When we talk about curious listening, we're talking about conveying a genuine interest in what others are saying. Non-managerial coaching has to do with the coachee, and the ability of non-directivity in coaching consists in facilitating the coachee's own journey to find within himself the solutions to his own problems and dilemmas. It's more of a habit than a coaching skill, but it ensures that you always offer powerful, high-quality coaching to each of your clients. Listening is such an important skill that, at least, one thinker has structured their entire approach to coaching around providing complete, empathetic, supportive and warm attention to the student, simply by listening and not interrupting.
Some skills, such as empathy, curiosity and intuition, are natural skills or will increase with experience and practice as a coach, others can be learned. The first important training skill you must possess is the ability to obtain clear, attainable, well-defined and motivating goals from your clients. Then, you'll be content to practice the basic key skills that, if you master them thoroughly and well, alone offer the best training (and the best results for the coachee) that anyone could want. A valuable skill is to minimize interruptions while keeping the conversation focused and focused on the goal.
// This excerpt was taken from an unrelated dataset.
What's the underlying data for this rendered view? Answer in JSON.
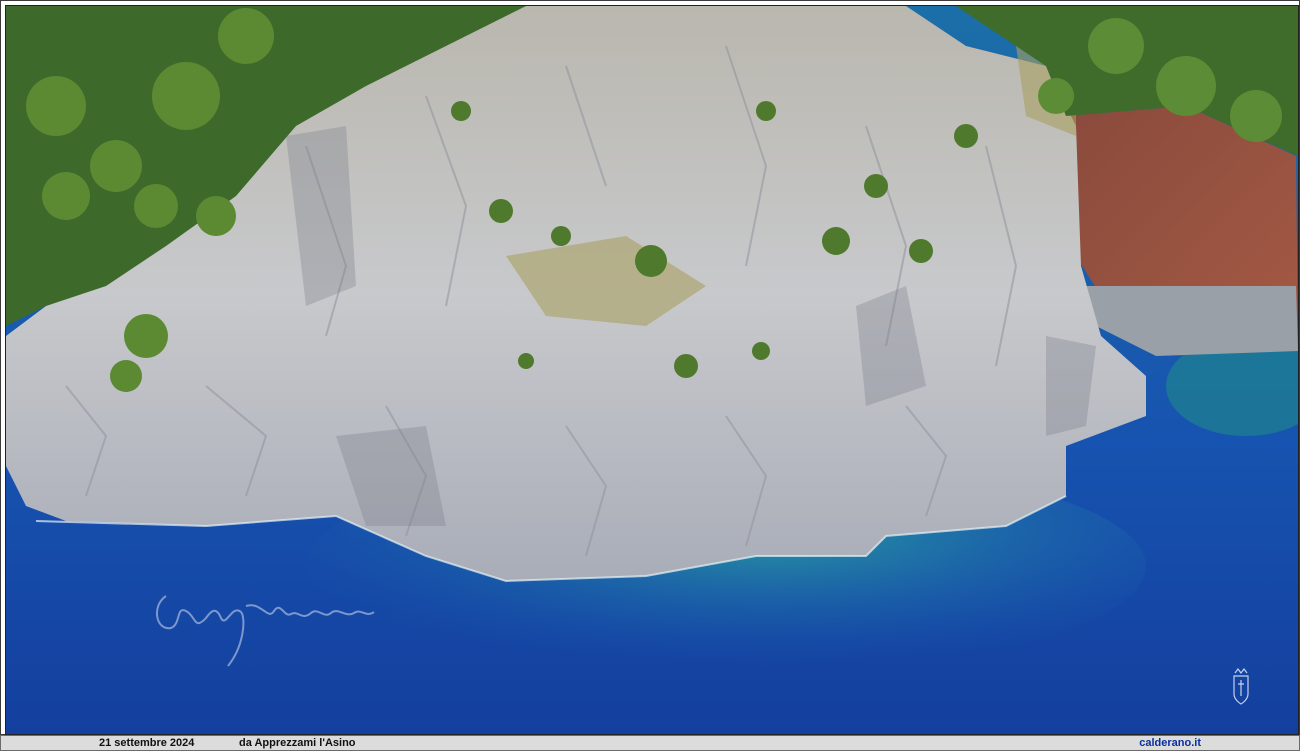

I'll cover each of these 5 basic training skills in more detail in future posts, but for the time being, here's the list again with a little explanation. A great coaching skill is to actively listen to the client, collect information, and then filter and clarify it for the client.